(Data entries)

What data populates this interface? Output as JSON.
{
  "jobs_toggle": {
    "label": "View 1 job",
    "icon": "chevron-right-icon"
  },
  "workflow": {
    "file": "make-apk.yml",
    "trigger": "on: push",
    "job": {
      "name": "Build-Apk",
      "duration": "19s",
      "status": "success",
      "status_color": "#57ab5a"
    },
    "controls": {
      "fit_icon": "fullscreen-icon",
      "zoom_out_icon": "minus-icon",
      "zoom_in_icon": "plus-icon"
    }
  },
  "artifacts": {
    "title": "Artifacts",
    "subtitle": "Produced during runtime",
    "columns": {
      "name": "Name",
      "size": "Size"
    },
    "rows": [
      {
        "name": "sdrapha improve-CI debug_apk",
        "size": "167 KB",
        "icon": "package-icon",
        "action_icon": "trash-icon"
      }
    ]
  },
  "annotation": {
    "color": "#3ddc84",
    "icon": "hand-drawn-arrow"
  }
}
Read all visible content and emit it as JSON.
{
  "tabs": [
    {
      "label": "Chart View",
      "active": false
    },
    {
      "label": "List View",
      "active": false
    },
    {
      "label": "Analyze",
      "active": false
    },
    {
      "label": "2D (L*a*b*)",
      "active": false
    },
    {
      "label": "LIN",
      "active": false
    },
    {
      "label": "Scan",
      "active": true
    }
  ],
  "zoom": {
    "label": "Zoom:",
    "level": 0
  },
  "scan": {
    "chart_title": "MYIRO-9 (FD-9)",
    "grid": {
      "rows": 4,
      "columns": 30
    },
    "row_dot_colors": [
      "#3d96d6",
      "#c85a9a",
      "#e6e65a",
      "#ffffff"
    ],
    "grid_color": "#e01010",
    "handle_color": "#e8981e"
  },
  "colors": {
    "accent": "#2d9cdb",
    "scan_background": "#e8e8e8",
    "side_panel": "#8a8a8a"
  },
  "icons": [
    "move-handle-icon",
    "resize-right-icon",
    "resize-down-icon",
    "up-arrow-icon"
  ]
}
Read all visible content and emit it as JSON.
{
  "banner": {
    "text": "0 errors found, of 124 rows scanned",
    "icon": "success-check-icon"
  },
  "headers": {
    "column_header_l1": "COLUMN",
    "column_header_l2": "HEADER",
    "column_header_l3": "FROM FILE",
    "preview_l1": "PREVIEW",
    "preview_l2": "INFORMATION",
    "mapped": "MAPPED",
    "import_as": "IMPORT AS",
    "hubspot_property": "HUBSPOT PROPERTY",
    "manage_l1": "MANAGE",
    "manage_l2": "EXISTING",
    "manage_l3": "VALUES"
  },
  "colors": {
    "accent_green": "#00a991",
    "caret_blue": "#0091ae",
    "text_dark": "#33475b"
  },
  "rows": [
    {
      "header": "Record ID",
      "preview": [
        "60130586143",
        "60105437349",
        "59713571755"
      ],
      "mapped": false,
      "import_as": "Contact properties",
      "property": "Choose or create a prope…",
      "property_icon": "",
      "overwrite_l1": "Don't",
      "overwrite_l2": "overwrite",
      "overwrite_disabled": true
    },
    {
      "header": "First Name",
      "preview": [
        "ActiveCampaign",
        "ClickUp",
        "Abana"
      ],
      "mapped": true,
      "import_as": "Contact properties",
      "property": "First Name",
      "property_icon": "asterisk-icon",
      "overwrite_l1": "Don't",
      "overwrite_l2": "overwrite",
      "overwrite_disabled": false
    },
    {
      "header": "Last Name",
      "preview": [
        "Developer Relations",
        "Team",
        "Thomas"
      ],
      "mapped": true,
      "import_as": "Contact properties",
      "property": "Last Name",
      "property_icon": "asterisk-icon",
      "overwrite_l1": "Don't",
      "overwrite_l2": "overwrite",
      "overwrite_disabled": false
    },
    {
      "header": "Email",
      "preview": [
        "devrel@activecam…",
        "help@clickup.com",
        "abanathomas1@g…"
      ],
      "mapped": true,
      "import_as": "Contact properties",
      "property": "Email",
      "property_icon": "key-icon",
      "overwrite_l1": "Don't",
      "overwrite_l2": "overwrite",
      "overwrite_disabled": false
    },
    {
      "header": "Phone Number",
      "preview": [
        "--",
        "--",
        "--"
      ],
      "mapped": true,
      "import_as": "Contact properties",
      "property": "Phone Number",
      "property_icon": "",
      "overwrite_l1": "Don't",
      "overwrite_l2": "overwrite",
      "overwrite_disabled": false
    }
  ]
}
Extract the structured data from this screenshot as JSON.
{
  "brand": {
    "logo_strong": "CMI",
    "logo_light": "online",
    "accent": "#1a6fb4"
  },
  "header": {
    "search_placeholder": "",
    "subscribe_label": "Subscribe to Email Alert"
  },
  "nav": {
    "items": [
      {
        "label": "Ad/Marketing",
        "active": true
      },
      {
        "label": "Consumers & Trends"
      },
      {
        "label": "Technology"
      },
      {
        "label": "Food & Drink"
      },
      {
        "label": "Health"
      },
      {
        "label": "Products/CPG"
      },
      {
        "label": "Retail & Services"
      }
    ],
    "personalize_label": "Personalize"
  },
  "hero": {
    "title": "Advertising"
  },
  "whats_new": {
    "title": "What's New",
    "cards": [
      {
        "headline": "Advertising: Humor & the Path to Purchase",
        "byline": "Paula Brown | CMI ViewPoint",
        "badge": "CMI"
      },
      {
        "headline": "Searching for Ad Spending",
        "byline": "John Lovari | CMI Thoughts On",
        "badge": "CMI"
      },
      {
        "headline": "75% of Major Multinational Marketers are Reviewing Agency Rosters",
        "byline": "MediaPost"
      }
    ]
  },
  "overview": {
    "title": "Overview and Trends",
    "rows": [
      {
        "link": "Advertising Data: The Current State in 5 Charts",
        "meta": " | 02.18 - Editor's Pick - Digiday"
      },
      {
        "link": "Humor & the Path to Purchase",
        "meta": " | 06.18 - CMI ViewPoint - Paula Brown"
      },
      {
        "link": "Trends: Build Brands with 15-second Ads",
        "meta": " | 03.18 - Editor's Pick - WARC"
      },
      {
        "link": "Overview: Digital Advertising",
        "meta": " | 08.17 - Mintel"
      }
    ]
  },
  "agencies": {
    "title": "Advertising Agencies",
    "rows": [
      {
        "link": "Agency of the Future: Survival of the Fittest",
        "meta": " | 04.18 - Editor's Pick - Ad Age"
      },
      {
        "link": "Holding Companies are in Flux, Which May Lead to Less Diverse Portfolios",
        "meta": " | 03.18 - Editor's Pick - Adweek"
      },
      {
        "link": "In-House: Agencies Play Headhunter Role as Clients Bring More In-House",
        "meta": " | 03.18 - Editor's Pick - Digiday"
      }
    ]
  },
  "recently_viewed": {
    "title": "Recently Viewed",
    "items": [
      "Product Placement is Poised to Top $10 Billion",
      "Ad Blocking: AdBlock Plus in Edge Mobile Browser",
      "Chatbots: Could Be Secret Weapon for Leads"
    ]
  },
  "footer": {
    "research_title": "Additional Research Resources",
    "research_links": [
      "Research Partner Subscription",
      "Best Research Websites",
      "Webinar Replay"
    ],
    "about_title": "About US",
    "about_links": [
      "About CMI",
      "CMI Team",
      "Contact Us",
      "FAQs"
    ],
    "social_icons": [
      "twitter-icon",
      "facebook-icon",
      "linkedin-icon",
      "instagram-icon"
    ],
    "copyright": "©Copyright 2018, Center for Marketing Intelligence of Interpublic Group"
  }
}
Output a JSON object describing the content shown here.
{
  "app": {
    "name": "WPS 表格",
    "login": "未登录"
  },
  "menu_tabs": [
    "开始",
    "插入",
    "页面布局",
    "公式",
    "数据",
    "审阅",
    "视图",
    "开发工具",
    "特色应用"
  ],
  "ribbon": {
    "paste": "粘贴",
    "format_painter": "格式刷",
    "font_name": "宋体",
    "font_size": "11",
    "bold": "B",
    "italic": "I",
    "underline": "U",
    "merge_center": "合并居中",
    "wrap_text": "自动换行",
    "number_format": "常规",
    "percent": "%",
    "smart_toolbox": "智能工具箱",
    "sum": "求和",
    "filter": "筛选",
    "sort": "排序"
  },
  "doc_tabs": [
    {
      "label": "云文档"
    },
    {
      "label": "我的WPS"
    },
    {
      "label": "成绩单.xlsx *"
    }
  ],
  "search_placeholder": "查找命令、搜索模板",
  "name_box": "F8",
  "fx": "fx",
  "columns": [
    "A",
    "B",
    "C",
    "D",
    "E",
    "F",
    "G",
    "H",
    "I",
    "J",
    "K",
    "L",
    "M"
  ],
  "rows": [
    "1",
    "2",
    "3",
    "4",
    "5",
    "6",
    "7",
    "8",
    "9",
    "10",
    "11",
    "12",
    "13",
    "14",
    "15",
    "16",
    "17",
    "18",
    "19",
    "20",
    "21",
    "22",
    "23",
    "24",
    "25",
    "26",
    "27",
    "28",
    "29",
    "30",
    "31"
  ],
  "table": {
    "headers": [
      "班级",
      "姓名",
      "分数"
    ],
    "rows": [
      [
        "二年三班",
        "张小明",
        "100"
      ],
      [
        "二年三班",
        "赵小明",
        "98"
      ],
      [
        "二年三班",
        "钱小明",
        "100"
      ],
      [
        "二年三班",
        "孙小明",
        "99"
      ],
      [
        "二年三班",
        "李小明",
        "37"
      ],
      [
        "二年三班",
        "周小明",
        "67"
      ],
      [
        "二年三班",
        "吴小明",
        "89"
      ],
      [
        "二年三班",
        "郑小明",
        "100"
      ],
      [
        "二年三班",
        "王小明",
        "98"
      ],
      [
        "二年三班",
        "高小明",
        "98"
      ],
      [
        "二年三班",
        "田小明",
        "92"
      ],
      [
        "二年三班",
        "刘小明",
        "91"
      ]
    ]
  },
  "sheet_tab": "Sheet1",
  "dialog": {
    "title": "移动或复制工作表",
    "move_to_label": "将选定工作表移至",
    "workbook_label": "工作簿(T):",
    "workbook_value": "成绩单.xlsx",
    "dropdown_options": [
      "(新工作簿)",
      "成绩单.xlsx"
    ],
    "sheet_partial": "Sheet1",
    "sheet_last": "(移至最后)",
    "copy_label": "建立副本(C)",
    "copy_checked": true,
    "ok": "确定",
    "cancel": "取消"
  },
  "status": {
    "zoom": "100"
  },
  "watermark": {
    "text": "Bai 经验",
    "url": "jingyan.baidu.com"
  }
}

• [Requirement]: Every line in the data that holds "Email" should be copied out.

• [Written response]:
      "header": "Email",
      "property": "Email",
    "subscribe_label": "Subscribe to Email Alert"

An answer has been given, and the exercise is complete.